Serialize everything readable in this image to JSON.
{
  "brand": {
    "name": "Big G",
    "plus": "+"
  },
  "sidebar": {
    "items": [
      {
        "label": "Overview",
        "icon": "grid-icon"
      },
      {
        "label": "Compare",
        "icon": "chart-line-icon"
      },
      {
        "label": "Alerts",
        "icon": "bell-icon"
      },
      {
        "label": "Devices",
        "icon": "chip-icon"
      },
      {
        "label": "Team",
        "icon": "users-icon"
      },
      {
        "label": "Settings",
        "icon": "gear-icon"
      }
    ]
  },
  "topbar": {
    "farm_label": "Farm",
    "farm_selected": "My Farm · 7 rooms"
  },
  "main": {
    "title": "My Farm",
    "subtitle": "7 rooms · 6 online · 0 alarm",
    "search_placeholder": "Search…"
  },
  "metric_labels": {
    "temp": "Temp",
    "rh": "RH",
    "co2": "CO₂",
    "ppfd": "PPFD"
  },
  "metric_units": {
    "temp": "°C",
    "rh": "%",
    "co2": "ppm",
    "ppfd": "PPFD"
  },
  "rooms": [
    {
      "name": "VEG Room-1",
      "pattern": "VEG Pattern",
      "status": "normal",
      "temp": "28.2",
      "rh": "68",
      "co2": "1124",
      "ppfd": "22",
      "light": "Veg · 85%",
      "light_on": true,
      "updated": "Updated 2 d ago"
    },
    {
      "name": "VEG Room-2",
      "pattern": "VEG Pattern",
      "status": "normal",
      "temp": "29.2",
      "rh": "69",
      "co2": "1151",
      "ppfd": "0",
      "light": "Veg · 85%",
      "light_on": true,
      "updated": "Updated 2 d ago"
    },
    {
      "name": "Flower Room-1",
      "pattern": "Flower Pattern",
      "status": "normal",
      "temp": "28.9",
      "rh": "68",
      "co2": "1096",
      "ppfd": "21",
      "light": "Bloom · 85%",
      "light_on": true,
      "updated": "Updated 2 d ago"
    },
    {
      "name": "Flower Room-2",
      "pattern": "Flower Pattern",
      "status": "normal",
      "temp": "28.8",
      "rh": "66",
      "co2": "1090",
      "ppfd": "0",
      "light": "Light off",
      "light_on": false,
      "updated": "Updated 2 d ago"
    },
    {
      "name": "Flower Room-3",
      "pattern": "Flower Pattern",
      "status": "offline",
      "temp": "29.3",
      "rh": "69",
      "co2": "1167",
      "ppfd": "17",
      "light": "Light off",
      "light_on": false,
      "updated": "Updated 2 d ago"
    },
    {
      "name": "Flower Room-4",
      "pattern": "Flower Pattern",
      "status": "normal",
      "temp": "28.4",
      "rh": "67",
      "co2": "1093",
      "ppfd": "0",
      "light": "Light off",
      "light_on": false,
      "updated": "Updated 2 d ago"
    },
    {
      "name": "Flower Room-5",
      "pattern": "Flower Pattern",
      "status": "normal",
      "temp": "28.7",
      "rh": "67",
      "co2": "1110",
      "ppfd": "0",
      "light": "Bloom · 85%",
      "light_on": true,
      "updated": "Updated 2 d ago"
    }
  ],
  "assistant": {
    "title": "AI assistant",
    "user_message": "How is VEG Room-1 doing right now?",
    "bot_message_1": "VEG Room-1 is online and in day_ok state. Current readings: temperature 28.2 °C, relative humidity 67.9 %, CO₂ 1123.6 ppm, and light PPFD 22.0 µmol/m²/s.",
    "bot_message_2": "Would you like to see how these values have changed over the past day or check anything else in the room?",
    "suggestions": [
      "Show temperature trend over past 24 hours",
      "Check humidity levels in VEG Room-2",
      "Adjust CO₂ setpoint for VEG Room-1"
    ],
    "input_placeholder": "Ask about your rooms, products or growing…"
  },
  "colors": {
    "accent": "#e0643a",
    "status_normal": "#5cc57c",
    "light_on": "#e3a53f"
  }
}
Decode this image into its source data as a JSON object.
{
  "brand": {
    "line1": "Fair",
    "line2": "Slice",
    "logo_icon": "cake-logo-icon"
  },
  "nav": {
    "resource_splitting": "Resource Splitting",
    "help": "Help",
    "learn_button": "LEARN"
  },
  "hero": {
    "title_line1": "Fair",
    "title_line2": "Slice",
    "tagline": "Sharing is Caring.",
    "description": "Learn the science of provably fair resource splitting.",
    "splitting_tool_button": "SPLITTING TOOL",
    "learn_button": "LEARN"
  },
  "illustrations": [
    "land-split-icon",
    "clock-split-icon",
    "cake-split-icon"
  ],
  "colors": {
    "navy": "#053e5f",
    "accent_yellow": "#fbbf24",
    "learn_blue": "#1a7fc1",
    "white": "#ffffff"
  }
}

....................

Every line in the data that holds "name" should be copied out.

> Written answer
    "name": "Big G",
      "name": "VEG Room-1",
      "name": "VEG Room-2",
      "name": "Flower Room-1",
      "name": "Flower Room-2",
      "name": "Flower Room-3",
      "name": "Flower Room-4",
      "name": "Flower Room-5",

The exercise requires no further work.